(Page and application data records)
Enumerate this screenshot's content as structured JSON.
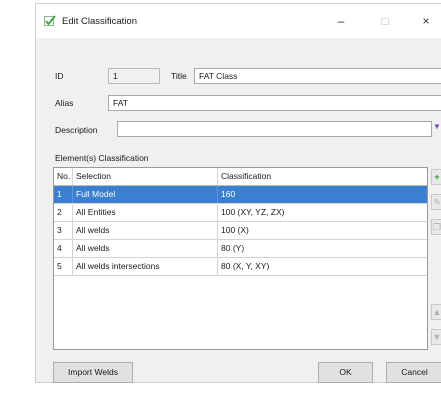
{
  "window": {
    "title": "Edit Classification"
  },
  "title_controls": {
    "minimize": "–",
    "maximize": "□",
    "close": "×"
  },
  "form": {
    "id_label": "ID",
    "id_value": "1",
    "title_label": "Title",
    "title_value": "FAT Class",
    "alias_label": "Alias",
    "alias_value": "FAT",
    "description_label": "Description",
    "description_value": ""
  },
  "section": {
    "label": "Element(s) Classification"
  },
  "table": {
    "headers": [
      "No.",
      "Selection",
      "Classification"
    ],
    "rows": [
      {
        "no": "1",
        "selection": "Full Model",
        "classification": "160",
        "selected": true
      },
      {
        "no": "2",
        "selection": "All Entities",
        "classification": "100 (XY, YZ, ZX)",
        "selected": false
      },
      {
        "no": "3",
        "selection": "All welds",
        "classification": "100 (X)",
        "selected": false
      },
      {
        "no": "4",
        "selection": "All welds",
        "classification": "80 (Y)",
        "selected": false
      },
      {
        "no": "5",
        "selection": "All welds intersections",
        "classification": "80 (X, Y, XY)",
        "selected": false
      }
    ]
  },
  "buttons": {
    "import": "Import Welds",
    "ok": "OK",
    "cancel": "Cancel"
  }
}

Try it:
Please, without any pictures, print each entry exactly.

Task solution:
Enumerate this screenshot's content as structured JSON.
{
  "window": {
    "title": "Edit Classification"
  },
  "title_controls": {
    "minimize": "–",
    "maximize": "□",
    "close": "×"
  },
  "form": {
    "id_label": "ID",
    "id_value": "1",
    "title_label": "Title",
    "title_value": "FAT Class",
    "alias_label": "Alias",
    "alias_value": "FAT",
    "description_label": "Description",
    "description_value": ""
  },
  "section": {
    "label": "Element(s) Classification"
  },
  "table": {
    "headers": [
      "No.",
      "Selection",
      "Classification"
    ],
    "rows": [
      {
        "no": "1",
        "selection": "Full Model",
        "classification": "160",
        "selected": true
      },
      {
        "no": "2",
        "selection": "All Entities",
        "classification": "100 (XY, YZ, ZX)",
        "selected": false
      },
      {
        "no": "3",
        "selection": "All welds",
        "classification": "100 (X)",
        "selected": false
      },
      {
        "no": "4",
        "selection": "All welds",
        "classification": "80 (Y)",
        "selected": false
      },
      {
        "no": "5",
        "selection": "All welds intersections",
        "classification": "80 (X, Y, XY)",
        "selected": false
      }
    ]
  },
  "buttons": {
    "import": "Import Welds",
    "ok": "OK",
    "cancel": "Cancel"
  }
}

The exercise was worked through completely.